Records provided: Begin
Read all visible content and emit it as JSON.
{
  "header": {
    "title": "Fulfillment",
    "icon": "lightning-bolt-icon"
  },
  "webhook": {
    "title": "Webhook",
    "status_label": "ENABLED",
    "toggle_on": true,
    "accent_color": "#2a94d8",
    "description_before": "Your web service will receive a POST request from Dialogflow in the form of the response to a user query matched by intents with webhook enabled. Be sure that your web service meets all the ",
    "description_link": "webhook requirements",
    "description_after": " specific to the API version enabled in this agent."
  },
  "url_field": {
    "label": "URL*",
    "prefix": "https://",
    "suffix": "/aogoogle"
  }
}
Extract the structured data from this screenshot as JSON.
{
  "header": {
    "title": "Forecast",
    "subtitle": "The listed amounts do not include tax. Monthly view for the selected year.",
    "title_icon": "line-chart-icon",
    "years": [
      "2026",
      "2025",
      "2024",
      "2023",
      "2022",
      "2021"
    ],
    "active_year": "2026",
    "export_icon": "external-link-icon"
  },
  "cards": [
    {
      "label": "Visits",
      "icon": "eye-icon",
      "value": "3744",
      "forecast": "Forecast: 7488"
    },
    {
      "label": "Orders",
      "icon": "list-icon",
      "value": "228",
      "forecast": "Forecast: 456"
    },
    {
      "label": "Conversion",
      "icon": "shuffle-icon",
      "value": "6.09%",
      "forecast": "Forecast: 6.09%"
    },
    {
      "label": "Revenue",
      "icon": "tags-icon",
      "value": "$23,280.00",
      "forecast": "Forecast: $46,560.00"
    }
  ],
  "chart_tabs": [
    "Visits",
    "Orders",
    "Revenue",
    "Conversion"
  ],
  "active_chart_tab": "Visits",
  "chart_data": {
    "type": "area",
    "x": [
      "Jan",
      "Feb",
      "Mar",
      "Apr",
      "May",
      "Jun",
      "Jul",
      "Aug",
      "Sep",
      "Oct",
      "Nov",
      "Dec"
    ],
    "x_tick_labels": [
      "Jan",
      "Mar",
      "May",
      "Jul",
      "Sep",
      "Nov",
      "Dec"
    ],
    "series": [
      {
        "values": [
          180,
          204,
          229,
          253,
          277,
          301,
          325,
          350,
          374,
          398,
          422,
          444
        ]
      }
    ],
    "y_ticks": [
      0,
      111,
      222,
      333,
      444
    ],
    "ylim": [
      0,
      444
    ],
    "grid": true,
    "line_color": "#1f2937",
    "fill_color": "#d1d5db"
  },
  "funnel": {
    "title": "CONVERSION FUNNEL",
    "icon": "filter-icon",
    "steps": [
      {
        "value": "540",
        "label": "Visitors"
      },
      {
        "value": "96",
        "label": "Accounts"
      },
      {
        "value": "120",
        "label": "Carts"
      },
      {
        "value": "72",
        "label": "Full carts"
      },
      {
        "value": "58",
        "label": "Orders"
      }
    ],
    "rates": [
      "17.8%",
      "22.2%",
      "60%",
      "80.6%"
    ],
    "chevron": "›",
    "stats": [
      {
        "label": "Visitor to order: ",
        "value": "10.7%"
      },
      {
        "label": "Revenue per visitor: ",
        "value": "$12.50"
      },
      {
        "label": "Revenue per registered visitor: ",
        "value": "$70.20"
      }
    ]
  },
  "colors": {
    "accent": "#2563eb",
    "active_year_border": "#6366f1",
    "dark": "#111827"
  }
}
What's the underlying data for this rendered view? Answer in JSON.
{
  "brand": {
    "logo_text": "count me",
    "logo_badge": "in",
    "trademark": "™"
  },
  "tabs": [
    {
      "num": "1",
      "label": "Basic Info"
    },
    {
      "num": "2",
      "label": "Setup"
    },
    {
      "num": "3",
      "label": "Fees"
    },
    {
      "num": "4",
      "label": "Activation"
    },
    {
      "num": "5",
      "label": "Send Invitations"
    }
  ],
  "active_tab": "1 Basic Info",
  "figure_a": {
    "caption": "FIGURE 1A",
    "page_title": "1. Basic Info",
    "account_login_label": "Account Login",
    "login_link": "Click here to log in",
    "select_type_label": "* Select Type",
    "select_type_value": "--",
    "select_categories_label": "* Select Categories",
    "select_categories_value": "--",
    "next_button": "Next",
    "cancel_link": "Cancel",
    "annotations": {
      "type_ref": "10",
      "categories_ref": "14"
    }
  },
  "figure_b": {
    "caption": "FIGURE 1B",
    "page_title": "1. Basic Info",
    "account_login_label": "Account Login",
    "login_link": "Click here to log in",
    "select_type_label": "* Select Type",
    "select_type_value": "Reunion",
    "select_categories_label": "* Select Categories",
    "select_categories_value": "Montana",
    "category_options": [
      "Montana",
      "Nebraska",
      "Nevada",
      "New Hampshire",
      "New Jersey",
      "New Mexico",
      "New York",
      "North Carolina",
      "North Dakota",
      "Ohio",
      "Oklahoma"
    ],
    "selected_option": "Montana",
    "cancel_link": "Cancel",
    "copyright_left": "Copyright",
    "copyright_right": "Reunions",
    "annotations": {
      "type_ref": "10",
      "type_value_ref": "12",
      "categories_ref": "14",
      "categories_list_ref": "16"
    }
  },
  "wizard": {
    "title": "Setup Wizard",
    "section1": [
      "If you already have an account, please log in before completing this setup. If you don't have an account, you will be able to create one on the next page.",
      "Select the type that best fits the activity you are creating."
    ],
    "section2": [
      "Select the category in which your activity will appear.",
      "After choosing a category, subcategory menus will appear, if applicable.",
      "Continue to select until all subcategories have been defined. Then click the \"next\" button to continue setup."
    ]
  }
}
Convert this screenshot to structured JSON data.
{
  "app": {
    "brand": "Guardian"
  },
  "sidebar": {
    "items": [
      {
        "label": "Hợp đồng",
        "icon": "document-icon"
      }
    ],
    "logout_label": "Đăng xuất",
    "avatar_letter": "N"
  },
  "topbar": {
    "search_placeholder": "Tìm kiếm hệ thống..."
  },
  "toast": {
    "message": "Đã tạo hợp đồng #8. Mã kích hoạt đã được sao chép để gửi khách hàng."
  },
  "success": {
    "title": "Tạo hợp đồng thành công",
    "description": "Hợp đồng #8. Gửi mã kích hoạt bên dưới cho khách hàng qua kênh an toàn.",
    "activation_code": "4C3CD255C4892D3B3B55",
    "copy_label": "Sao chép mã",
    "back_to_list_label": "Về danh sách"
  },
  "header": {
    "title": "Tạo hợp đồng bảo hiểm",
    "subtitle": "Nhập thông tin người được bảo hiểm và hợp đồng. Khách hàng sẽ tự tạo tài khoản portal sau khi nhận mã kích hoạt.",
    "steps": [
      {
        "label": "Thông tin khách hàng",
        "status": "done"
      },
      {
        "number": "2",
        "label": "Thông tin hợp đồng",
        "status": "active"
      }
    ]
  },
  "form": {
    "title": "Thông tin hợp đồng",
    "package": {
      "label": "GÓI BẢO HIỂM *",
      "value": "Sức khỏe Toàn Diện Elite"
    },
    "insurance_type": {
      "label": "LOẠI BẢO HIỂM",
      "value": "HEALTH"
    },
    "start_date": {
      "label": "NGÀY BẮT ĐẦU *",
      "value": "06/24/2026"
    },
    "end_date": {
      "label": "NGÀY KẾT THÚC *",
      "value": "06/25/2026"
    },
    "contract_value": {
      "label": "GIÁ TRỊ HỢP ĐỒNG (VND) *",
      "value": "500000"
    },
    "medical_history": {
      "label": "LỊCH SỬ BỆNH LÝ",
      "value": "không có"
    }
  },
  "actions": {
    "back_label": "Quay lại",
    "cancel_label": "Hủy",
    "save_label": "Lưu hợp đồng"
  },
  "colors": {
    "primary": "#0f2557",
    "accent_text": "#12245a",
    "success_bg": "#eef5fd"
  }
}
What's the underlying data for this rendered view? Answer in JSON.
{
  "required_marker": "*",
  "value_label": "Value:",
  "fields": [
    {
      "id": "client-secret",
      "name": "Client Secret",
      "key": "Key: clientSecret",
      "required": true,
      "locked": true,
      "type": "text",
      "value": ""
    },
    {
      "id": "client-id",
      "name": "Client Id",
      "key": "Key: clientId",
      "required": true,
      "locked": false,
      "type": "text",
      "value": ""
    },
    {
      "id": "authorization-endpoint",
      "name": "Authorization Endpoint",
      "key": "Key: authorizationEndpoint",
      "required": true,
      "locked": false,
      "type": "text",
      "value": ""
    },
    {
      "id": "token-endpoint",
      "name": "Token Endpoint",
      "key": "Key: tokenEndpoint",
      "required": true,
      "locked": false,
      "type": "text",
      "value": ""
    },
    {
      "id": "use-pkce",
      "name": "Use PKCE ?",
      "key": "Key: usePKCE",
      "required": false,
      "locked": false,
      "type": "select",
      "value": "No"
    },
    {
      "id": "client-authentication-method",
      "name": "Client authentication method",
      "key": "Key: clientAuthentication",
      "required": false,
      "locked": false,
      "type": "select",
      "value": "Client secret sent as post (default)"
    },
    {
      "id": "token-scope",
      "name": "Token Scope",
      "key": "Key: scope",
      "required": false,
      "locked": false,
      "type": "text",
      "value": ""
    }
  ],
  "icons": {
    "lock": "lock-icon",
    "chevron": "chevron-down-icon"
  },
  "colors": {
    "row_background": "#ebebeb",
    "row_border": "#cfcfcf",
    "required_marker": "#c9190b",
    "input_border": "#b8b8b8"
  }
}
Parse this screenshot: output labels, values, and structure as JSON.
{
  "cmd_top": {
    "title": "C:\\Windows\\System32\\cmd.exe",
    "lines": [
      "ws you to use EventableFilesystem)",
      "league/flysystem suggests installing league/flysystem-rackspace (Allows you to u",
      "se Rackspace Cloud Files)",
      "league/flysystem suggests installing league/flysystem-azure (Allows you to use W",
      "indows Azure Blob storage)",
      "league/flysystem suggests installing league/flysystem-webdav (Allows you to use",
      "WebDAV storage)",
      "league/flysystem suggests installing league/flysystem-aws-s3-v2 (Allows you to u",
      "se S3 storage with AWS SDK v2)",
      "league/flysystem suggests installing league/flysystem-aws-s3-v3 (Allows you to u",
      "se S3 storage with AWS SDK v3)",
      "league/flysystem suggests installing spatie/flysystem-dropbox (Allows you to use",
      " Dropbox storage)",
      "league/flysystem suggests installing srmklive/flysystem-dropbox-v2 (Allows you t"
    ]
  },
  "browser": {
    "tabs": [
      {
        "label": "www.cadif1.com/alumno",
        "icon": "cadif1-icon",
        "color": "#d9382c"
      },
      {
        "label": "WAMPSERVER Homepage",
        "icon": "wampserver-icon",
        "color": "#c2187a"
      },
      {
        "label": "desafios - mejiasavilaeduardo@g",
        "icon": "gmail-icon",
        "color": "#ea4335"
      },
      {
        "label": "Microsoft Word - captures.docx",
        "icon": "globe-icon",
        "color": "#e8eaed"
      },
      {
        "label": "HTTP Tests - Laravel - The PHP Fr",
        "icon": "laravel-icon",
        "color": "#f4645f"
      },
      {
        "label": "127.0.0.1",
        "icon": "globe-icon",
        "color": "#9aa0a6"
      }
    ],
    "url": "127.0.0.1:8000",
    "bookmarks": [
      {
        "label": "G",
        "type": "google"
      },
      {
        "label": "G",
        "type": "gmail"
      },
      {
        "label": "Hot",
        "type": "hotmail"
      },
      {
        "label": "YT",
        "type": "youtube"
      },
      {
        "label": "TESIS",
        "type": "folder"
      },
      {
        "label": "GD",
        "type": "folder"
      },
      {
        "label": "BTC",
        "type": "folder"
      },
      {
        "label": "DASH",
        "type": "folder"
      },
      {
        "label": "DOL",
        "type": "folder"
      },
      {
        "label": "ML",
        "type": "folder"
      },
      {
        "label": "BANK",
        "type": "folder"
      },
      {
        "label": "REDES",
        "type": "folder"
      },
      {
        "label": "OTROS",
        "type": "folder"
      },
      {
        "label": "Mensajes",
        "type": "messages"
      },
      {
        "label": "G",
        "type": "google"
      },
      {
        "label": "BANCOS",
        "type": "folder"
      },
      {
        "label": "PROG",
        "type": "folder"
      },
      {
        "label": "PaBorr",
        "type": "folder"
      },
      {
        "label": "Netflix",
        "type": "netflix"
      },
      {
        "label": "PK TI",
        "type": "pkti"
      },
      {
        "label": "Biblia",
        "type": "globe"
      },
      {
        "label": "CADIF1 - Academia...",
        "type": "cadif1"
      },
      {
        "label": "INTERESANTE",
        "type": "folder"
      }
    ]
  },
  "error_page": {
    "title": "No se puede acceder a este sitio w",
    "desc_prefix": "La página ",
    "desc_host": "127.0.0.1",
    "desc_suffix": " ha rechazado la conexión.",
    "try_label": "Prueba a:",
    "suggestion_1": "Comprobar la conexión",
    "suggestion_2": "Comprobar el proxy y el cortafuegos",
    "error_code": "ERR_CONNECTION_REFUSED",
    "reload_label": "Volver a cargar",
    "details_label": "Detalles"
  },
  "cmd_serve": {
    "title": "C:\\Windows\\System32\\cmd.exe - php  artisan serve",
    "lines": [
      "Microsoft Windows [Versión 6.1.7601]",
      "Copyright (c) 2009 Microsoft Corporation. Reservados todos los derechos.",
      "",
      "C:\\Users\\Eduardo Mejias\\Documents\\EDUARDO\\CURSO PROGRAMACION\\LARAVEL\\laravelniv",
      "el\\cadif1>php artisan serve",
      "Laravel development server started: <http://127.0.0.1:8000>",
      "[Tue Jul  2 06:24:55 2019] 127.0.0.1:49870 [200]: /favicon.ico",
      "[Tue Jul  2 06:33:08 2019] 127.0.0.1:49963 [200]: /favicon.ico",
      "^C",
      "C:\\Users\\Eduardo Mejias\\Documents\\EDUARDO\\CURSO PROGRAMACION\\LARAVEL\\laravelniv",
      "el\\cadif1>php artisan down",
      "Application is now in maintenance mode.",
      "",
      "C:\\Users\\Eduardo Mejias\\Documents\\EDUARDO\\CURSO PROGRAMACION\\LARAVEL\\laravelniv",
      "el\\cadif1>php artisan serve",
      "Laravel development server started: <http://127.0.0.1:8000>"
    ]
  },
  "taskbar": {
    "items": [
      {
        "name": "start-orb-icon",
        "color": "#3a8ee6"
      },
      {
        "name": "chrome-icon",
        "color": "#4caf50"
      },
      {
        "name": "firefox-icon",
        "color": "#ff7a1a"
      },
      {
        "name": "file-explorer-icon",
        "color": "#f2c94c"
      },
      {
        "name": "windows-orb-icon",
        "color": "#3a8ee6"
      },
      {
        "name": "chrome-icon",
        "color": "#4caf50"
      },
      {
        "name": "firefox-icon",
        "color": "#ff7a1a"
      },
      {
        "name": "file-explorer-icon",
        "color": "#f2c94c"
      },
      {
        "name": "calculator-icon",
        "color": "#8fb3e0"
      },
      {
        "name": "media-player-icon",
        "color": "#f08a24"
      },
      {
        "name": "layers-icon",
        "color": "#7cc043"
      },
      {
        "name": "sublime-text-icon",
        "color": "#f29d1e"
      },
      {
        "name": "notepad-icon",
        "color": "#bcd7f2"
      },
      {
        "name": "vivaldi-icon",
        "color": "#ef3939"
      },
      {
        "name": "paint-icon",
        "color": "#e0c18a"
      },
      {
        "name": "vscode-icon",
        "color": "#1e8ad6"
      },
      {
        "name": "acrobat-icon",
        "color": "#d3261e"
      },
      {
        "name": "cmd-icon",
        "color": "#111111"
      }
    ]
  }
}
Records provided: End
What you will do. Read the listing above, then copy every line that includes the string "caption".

Exercise solution.
    "caption": "FIGURE 1A",
    "caption": "FIGURE 1B",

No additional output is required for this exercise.